“I talk to people that think that they’re not abused because they just get pushed or they just get kicked. ‘I don’t have a black eye, he just strangled me.’ It’s all of those things,” said Propst.

She said a lot of the time relationships start out good but gradually abuse starts and is derived from a need for power and control.

“Nobody goes on a first date and gets punched in the nose and says, ‘Yeah, I’ll go out with you again.’ That’s not how it happens,” said Propst. “Those behaviors and stuff, they build up over time. It’s a cycle. There’s still those good times in between.”

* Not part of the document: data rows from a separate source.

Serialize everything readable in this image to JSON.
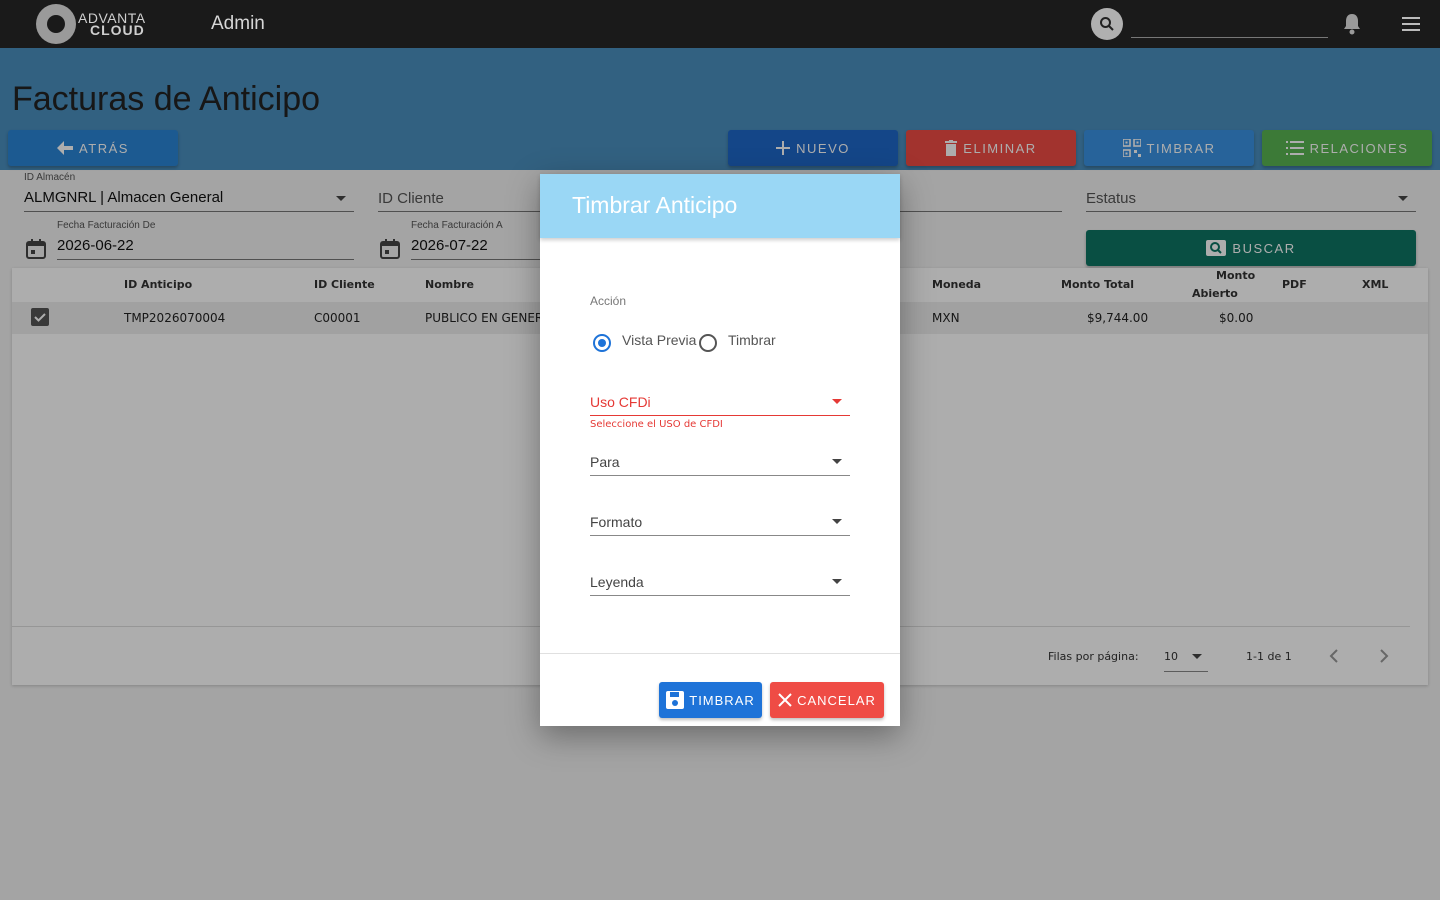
{
  "topbar": {
    "brand_line1": "ADVANTA",
    "brand_line2": "CLOUD",
    "app_title": "Admin",
    "search_value": ""
  },
  "page": {
    "title": "Facturas de Anticipo",
    "buttons": {
      "back": "ATRÁS",
      "new": "NUEVO",
      "delete": "ELIMINAR",
      "stamp": "TIMBRAR",
      "relations": "RELACIONES",
      "search": "BUSCAR"
    }
  },
  "filters": {
    "warehouse_label": "ID Almacén",
    "warehouse_value": "ALMGNRL | Almacen General",
    "client_placeholder": "ID Cliente",
    "status_placeholder": "Estatus",
    "date_from_label": "Fecha Facturación De",
    "date_from_value": "2026-06-22",
    "date_to_label": "Fecha Facturación A",
    "date_to_value": "2026-07-22"
  },
  "table": {
    "headers": {
      "id_anticipo": "ID Anticipo",
      "id_cliente": "ID Cliente",
      "nombre": "Nombre",
      "moneda": "Moneda",
      "monto_total": "Monto Total",
      "monto_abierto_1": "Monto",
      "monto_abierto_2": "Abierto",
      "pdf": "PDF",
      "xml": "XML"
    },
    "rows": [
      {
        "id_anticipo": "TMP2026070004",
        "id_cliente": "C00001",
        "nombre": "PUBLICO EN GENER",
        "moneda": "MXN",
        "monto_total": "$9,744.00",
        "monto_abierto": "$0.00"
      }
    ],
    "footer": {
      "rows_per_page_label": "Filas por página:",
      "rows_per_page_value": "10",
      "range": "1-1 de 1"
    }
  },
  "dialog": {
    "title": "Timbrar Anticipo",
    "accion_label": "Acción",
    "radio_preview": "Vista Previa",
    "radio_stamp": "Timbrar",
    "selected": "Vista Previa",
    "uso_cfdi_label": "Uso CFDi",
    "uso_cfdi_error": "Seleccione el USO de CFDI",
    "para_label": "Para",
    "formato_label": "Formato",
    "leyenda_label": "Leyenda",
    "btn_stamp": "TIMBRAR",
    "btn_cancel": "CANCELAR"
  },
  "colors": {
    "topbar": "#1a1a1a",
    "header_band": "#4a8fbf",
    "btn_back": "#2a85d6",
    "btn_new": "#1e68c9",
    "btn_delete": "#ef4c45",
    "btn_stamp": "#3a93e3",
    "btn_relations": "#59b451",
    "btn_search": "#0e7564",
    "dialog_header": "#9ad7f5",
    "error": "#e53935",
    "dialog_btn_stamp": "#1e73d8",
    "dialog_btn_cancel": "#ef4c45"
  }
}
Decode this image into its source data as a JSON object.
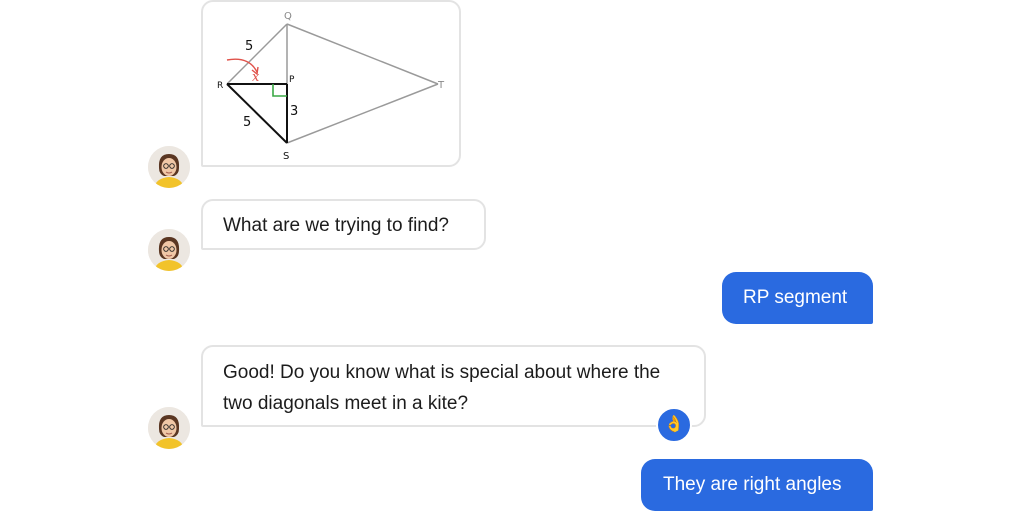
{
  "figure": {
    "vertex_q": "Q",
    "vertex_r": "R",
    "vertex_p": "P",
    "vertex_t": "T",
    "vertex_s": "S",
    "len_rq": "5",
    "len_rs": "5",
    "len_ps": "3",
    "unknown_x": "x"
  },
  "messages": {
    "tutor_1": "What are we trying to find?",
    "user_1": "RP segment",
    "tutor_2_line1": "Good! Do you know what is special about where the",
    "tutor_2_line2": "two diagonals meet in a kite?",
    "user_2": "They are right angles"
  },
  "reaction": {
    "icon": "ok-hand-icon",
    "glyph": "👌"
  },
  "colors": {
    "user_bubble": "#2a6ae0",
    "tutor_border": "#e3e3e3",
    "unknown_mark": "#e0524a",
    "right_angle_mark": "#3aa845"
  }
}
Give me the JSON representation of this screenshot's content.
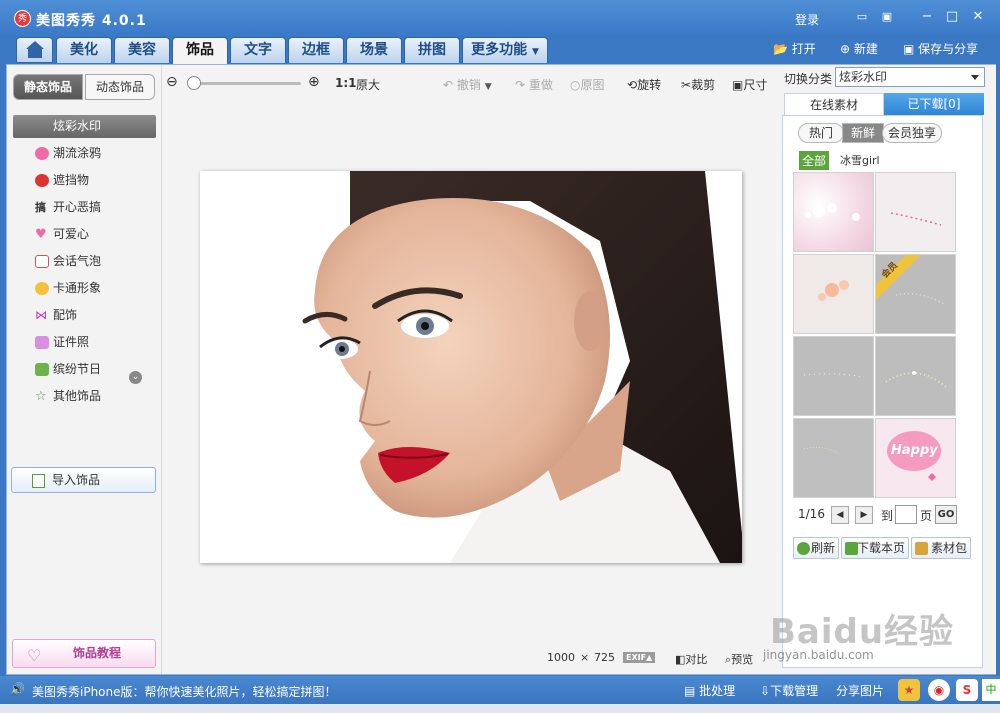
{
  "app": {
    "title": "美图秀秀 4.0.1",
    "logo_text": "秀",
    "login": "登录"
  },
  "nav": {
    "tabs": [
      "美化",
      "美容",
      "饰品",
      "文字",
      "边框",
      "场景",
      "拼图",
      "更多功能"
    ],
    "active": "饰品",
    "actions": {
      "open": "打开",
      "new": "新建",
      "save_share": "保存与分享"
    }
  },
  "left": {
    "subtabs": [
      "静态饰品",
      "动态饰品"
    ],
    "categories": [
      "炫彩水印",
      "潮流涂鸦",
      "遮挡物",
      "开心恶搞",
      "可爱心",
      "会话气泡",
      "卡通形象",
      "配饰",
      "证件照",
      "缤纷节日",
      "其他饰品"
    ],
    "import_label": "导入饰品",
    "tutorial_label": "饰品教程"
  },
  "toolbar": {
    "zoom_ratio": "1:1",
    "original_size": "原大",
    "undo": "撤销",
    "redo": "重做",
    "original_image": "原图",
    "rotate": "旋转",
    "crop": "裁剪",
    "resize": "尺寸"
  },
  "canvas": {
    "width": "1000",
    "sep": "×",
    "height": "725",
    "exif": "EXIF▲",
    "compare": "对比",
    "preview": "预览"
  },
  "right": {
    "switch_label": "切换分类",
    "switch_value": "炫彩水印",
    "tabs": [
      "在线素材",
      "已下载[0]"
    ],
    "pills": [
      "热门",
      "新鲜",
      "会员独享"
    ],
    "filter_all": "全部",
    "filter_name": "冰雪girl",
    "member_badge": "会员",
    "happy_text": "Happy",
    "page": "1/16",
    "goto": "到",
    "page_unit": "页",
    "go": "GO",
    "buttons": [
      "刷新",
      "下载本页",
      "素材包"
    ]
  },
  "status": {
    "text": "美图秀秀iPhone版：帮你快速美化照片，轻松搞定拼图！",
    "batch": "批处理",
    "download_mgr": "下载管理",
    "share_img": "分享图片"
  },
  "watermark": {
    "brand": "Baidu经验",
    "url": "jingyan.baidu.com"
  }
}
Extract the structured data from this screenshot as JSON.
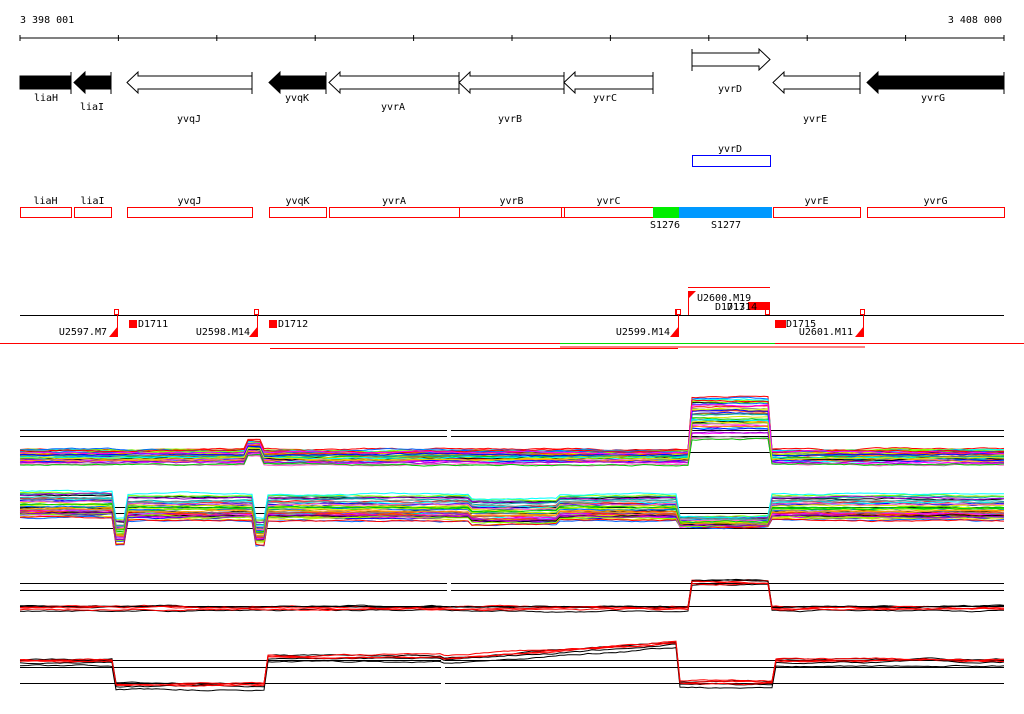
{
  "ruler": {
    "start_label": "3 398 001",
    "end_label": "3 408 000"
  },
  "genes": [
    {
      "name": "liaH",
      "strand": "-",
      "filled": true
    },
    {
      "name": "liaI",
      "strand": "-",
      "filled": true
    },
    {
      "name": "yvqJ",
      "strand": "-",
      "filled": false
    },
    {
      "name": "yvqK",
      "strand": "-",
      "filled": true
    },
    {
      "name": "yvrA",
      "strand": "-",
      "filled": false
    },
    {
      "name": "yvrB",
      "strand": "-",
      "filled": false
    },
    {
      "name": "yvrC",
      "strand": "-",
      "filled": false
    },
    {
      "name": "yvrD",
      "strand": "+",
      "filled": false
    },
    {
      "name": "yvrE",
      "strand": "-",
      "filled": false
    },
    {
      "name": "yvrG",
      "strand": "-",
      "filled": true
    }
  ],
  "annotation_box": {
    "name": "yvrD",
    "color": "#0000ff"
  },
  "gene_boxes": [
    "liaH",
    "liaI",
    "yvqJ",
    "yvqK",
    "yvrA",
    "yvrB",
    "yvrC",
    "yvrE",
    "yvrG"
  ],
  "sites": [
    {
      "name": "S1276",
      "color": "#00ee00"
    },
    {
      "name": "S1277",
      "color": "#0099ff"
    }
  ],
  "segments": {
    "upstream": [
      "U2597.M7",
      "U2598.M14",
      "U2599.M14",
      "U2600.M19",
      "U2601.M11"
    ],
    "downstream": [
      "D1711",
      "D1712",
      "D1713",
      "D1714",
      "D1715"
    ]
  },
  "colors": {
    "gene_box": "#ff0000",
    "segment": "#ff0000",
    "track_line": "#000000"
  },
  "profile_panels": 4
}
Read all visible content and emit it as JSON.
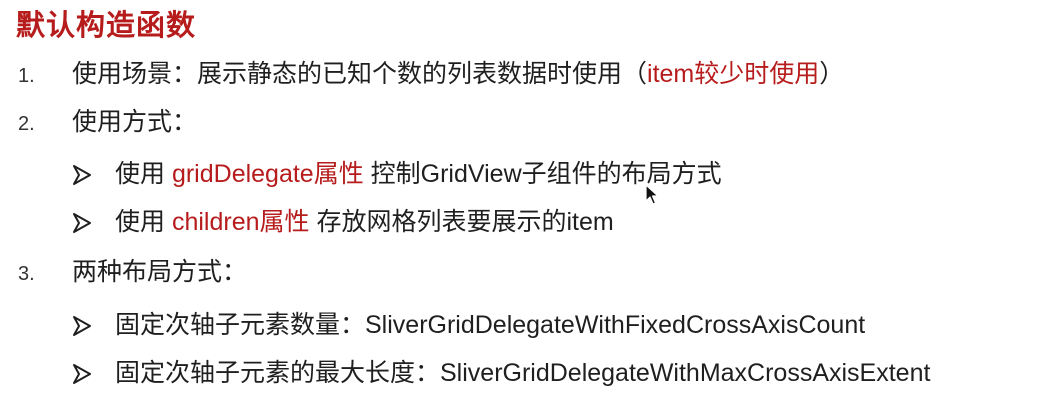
{
  "title": "默认构造函数",
  "items": [
    {
      "number": "1.",
      "text_before": "使用场景：展示静态的已知个数的列表数据时使用（",
      "highlight": "item较少时使用",
      "text_after": "）"
    },
    {
      "number": "2.",
      "text": "使用方式：",
      "subitems": [
        {
          "prefix": "使用 ",
          "highlight": "gridDelegate属性",
          "suffix": " 控制GridView子组件的布局方式"
        },
        {
          "prefix": "使用 ",
          "highlight": "children属性",
          "suffix": " 存放网格列表要展示的item"
        }
      ]
    },
    {
      "number": "3.",
      "text": "两种布局方式：",
      "subitems": [
        {
          "text": "固定次轴子元素数量：SliverGridDelegateWithFixedCrossAxisCount"
        },
        {
          "text": "固定次轴子元素的最大长度：SliverGridDelegateWithMaxCrossAxisExtent"
        }
      ]
    }
  ],
  "colors": {
    "accent": "#b71c1c",
    "text": "#1f1f1f"
  },
  "icons": {
    "bullet": "arrow-bullet-icon",
    "cursor": "mouse-cursor-icon"
  }
}
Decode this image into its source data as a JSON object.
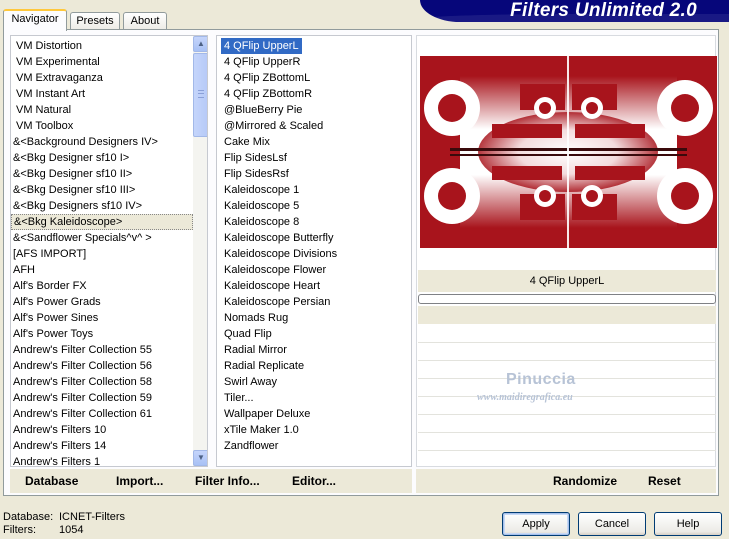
{
  "app": {
    "title": "Filters Unlimited 2.0"
  },
  "tabs": [
    {
      "label": "Navigator",
      "active": true
    },
    {
      "label": "Presets",
      "active": false
    },
    {
      "label": "About",
      "active": false
    }
  ],
  "categories": {
    "items": [
      "VM Distortion",
      "VM Experimental",
      "VM Extravaganza",
      "VM Instant Art",
      "VM Natural",
      "VM Toolbox",
      "&<Background Designers IV>",
      "&<Bkg Designer sf10 I>",
      "&<Bkg Designer sf10 II>",
      "&<Bkg Designer sf10 III>",
      "&<Bkg Designers sf10 IV>",
      "&<Bkg Kaleidoscope>",
      "&<Sandflower Specials^v^ >",
      "[AFS IMPORT]",
      "AFH",
      "Alf's Border FX",
      "Alf's Power Grads",
      "Alf's Power Sines",
      "Alf's Power Toys",
      "Andrew's Filter Collection 55",
      "Andrew's Filter Collection 56",
      "Andrew's Filter Collection 58",
      "Andrew's Filter Collection 59",
      "Andrew's Filter Collection 61",
      "Andrew's Filters 10",
      "Andrew's Filters 14",
      "Andrew's Filters 1"
    ],
    "selected": "&<Bkg Kaleidoscope>"
  },
  "filters": {
    "items": [
      "4 QFlip UpperL",
      "4 QFlip UpperR",
      "4 QFlip ZBottomL",
      "4 QFlip ZBottomR",
      "@BlueBerry Pie",
      "@Mirrored & Scaled",
      "Cake Mix",
      "Flip SidesLsf",
      "Flip SidesRsf",
      "Kaleidoscope 1",
      "Kaleidoscope 5",
      "Kaleidoscope 8",
      "Kaleidoscope Butterfly",
      "Kaleidoscope Divisions",
      "Kaleidoscope Flower",
      "Kaleidoscope Heart",
      "Kaleidoscope Persian",
      "Nomads Rug",
      "Quad Flip",
      "Radial Mirror",
      "Radial Replicate",
      "Swirl Away",
      "Tiler...",
      "Wallpaper Deluxe",
      "xTile Maker 1.0",
      "Zandflower"
    ],
    "selected": "4 QFlip UpperL"
  },
  "preview": {
    "filter_name": "4 QFlip UpperL",
    "colors": {
      "dark_red": "#a8141c",
      "light": "#ffffff",
      "mid": "#d77a80"
    }
  },
  "watermark": {
    "name": "Pinuccia",
    "url": "www.maidiregrafica.eu"
  },
  "bottom_left_buttons": {
    "database": "Database",
    "import": "Import...",
    "filter_info": "Filter Info...",
    "editor": "Editor..."
  },
  "bottom_right_buttons": {
    "randomize": "Randomize",
    "reset": "Reset"
  },
  "footer": {
    "database_label": "Database:",
    "database_value": "ICNET-Filters",
    "filters_label": "Filters:",
    "filters_value": "1054"
  },
  "dialog_buttons": {
    "apply": "Apply",
    "cancel": "Cancel",
    "help": "Help"
  },
  "colors": {
    "banner": "#06067a",
    "selection": "#316ac5",
    "panel_bg": "#ece9d8"
  }
}
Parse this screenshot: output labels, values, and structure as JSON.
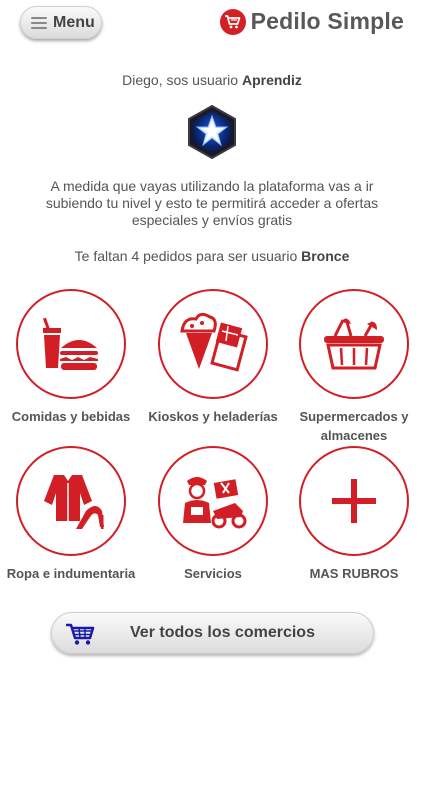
{
  "header": {
    "menu_label": "Menu",
    "brand_name": "Pedilo Simple",
    "brand_color": "#d32027"
  },
  "profile": {
    "greeting_prefix": "Diego, sos usuario ",
    "level": "Aprendiz",
    "badge_icon": "star-badge-icon",
    "info_text": "A medida que vayas utilizando la plataforma vas a ir subiendo tu nivel y esto te permitirá acceder a ofertas especiales y envíos gratis",
    "remaining_prefix": "Te faltan 4 pedidos para ser usuario ",
    "next_level": "Bronce"
  },
  "categories": [
    {
      "label": "Comidas y bebidas",
      "icon": "food-drink-icon"
    },
    {
      "label": "Kioskos y heladerías",
      "icon": "icecream-chocolate-icon"
    },
    {
      "label": "Supermercados y almacenes",
      "icon": "grocery-basket-icon"
    },
    {
      "label": "Ropa e indumentaria",
      "icon": "clothing-icon"
    },
    {
      "label": "Servicios",
      "icon": "delivery-service-icon"
    },
    {
      "label": "MAS RUBROS",
      "icon": "plus-icon"
    }
  ],
  "view_all": {
    "label": "Ver todos los comercios",
    "icon": "cart-icon"
  },
  "colors": {
    "accent": "#d21f26",
    "cart_blue": "#1a1aa8"
  }
}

The credibility of the accuser can come into play in many instances after a report of abuse is made. The misconceptions surrounding a stereotypical belief that victims may be lying are sometimes hard to overcome.

“It’s one of those things where, again, it goes to the victim blaming. It’s always about what did she do. Is she believable? It’s kind of, we can’t just believe all the women who say this,” said Propst. “Then what you’re saying is and what’s been happening for years is you’re automatically believing every man that says it didn’t happen. So why is that more acceptable? That’s kind of the narrative.”

Propst said victims often have to sacrifice a great deal just to remove themselves from an unhealthy relationship.

“It is hard to give up everything you have. That’s what people have to do,” said Propst. “There’s like people on the outside, ‘well, that’s just all superficial stuff.’ But you’ve never had to completely start over with nothing when you’ve done nothing wrong.”

Propst said after reaching the Crisis Intervention Services’ website, there is a blog called Survivor Speaks, which allows anyone, whether they are a victim of harassment, sexual assault, child abuse, domestic abuse or human trafficking, etc., to tell their story.

“You can go on there and read other people’s stories to just bring home that it just isn’t actresses and isn’t just people on TV and isn’t just about discrediting somebody important. That these things do happen and they happen locally and they happen to people you know,” said Propst.

The Crisis Intervention Service’s sexual assault advocate for Floyd County is Briana Rottinghaus, who can be reached at or by dialing 641-832-8456. People can contact Propst at or by phoning 641-228-0015.